Another day, another point of view on Lewis Hamilton’s Turkish pitstop saga. James Allison sheds light on the matter, admitting that Hamilton’s lap times were starting to get worse, which necessitated the late pitstop.
Allison, Mercedes’ Chief Technical Officer, was speaking in Mercedes’ Race Debrief video on their YouTube channel, where he said that analyzing the incident in retrospect, eventually pitting Hamilton when the team did might have been too late.
“As ever with strategy, at the end of the race it’s always obvious… what would have been the perfect lap [to pit on],” said Allison.
“However, if we look at it overall, the best time to have stopped would have been around the [Lap] 36, 37 mark, that was when Valtteri [Bottas, who eventually won the race] and Verstappen stopped.
“Had Lewis done the same and then treated his tyres nice and gently, then in all likelihood he would have come in a strong fourth, maybe be able to pressurise [Sergio] Perez for third and perhaps overtake him. That would have been optimum,” he explained.
“We didn’t do that,” lamented Allison. “We stayed out for longer than that hoping that the track would go dry, hoping for a little while that the tyres would last… and we would get the easiest third place on offer at the time simply by inheriting it from those that did do a pit stop.”
But the reality was different as the track was never sufficiently dry for slick tyres to work, and Mercedes were looking at damage limitation.
Allison reflected and said: “By the time we realised that we should have made that stop then and we were looking to cut our losses, it was round about Lap 41 –and that too would have been okay, that would have been a fourth-place type of stop. In the end we pushed on a bit longer than that, another nine laps with the tyres degrading all the while.”

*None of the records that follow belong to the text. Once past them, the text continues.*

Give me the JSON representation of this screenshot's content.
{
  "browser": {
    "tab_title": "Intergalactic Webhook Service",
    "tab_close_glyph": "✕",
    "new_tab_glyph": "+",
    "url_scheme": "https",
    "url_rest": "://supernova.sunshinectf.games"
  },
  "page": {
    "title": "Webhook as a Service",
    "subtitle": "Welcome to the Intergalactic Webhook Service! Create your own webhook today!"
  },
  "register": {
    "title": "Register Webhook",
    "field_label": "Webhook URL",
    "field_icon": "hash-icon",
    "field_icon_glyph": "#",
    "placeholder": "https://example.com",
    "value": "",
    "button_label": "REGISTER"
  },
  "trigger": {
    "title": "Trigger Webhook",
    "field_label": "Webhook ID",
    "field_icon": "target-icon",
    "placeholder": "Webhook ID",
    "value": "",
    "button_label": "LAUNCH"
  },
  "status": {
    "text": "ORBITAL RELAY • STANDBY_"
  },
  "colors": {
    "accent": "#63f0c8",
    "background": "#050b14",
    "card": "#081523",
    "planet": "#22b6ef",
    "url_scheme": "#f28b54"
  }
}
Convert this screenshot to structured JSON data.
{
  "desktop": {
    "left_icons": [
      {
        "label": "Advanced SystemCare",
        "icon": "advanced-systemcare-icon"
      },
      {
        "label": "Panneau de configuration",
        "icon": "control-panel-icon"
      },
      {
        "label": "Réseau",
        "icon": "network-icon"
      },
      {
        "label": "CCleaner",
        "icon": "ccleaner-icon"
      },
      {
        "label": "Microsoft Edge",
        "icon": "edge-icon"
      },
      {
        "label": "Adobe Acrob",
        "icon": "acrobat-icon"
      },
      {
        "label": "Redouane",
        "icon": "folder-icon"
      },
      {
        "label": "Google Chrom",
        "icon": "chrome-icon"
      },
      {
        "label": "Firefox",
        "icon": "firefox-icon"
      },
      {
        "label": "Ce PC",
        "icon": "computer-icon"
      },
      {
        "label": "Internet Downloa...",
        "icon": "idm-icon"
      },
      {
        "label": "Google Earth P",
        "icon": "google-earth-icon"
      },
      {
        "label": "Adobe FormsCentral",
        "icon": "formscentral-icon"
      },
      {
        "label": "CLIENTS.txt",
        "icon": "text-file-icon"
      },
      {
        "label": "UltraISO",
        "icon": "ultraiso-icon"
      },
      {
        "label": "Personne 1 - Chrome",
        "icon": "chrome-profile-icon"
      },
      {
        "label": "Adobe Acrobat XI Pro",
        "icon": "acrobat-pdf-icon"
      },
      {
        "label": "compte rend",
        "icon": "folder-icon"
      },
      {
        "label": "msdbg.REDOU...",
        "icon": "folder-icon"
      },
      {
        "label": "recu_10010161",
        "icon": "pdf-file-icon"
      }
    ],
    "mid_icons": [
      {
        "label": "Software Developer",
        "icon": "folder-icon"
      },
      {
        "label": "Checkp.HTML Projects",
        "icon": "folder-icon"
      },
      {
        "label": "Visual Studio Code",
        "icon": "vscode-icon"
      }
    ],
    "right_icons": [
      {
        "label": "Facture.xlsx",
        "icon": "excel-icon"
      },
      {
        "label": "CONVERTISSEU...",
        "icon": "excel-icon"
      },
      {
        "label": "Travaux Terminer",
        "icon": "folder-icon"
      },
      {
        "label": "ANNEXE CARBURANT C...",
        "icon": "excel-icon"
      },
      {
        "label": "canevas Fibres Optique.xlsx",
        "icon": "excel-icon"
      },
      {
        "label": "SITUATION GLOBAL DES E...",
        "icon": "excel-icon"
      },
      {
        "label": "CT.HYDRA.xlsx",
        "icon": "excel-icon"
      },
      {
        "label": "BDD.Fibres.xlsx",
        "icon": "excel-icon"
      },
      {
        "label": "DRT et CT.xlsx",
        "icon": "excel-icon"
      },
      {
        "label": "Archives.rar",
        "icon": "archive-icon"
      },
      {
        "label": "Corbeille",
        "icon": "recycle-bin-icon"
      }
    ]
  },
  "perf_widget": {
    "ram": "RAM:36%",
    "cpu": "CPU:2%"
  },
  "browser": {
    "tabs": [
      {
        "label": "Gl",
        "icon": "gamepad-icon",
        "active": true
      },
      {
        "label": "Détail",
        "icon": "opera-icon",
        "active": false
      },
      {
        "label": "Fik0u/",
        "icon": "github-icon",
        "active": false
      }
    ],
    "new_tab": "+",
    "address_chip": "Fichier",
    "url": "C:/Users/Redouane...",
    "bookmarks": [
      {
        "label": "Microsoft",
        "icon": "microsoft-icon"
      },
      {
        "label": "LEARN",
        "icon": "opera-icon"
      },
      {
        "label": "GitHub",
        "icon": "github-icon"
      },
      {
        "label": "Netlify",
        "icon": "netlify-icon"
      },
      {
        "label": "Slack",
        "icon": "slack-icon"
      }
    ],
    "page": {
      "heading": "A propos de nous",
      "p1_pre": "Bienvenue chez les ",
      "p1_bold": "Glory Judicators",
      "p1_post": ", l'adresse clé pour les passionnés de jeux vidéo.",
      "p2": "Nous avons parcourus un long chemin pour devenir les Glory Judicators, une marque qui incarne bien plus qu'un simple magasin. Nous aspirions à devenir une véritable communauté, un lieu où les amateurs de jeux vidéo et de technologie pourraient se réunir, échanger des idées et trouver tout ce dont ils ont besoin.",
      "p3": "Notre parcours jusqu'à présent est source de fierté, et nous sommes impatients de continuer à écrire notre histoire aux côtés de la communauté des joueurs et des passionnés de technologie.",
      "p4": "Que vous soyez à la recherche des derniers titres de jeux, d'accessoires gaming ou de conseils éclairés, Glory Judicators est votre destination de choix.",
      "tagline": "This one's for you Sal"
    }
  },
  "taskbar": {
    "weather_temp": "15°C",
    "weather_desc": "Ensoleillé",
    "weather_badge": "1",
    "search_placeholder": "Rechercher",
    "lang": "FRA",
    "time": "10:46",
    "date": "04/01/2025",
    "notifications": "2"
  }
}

Then added: “When we eventually did call Lewis in, it was because the lap time chart that we use to make our predictions was telling us that it was not looking good for hanging on to the end of the race – that the car’s pace by then would be sufficiently poor that… we were looking at something that was somewhere in the region of seventh, eighth place, based on the way in which the tyres were progressively degrading.”
According to Allison, Hamilton’s Intermediate tyres might have survived the full race: “Yes, in all likelihood, we would have got to the end of the race on one set of tyres, able to circulate without difficulty,” he admitted.
“Ocon did that for example, and our car typically runs its rubber better than many of our competitors. So yes, we would have got to the end of the race.”
But Merecedes’ technical guru was doubtful of the Hamilton’s ability to sustain a decent pace on those final laps: “The question is, how quick would we have been? And the evidence there is pretty clear: We would have been very slow.
“The tyre was using its rubber throughout the entire race and towards the end, as the track approached dry but never quite got there, that wear accelerated.
“And Lewis’ lap times were starting to get worse lap by lap by lap. And while he would have made it to the end of the race, the pace would have been quite dismal by the time he got there,” Allison concluded.
Up next in a little over a week, the United States Grand Prix, in Austin, Texas will be Hamilton 173rd race as a Mercedes driver, as he trails title rival Max Verstappen by 6 points in the Formula 1 Drivers’ Championship after his fifth place at the 2021 Turkish Grand Prix.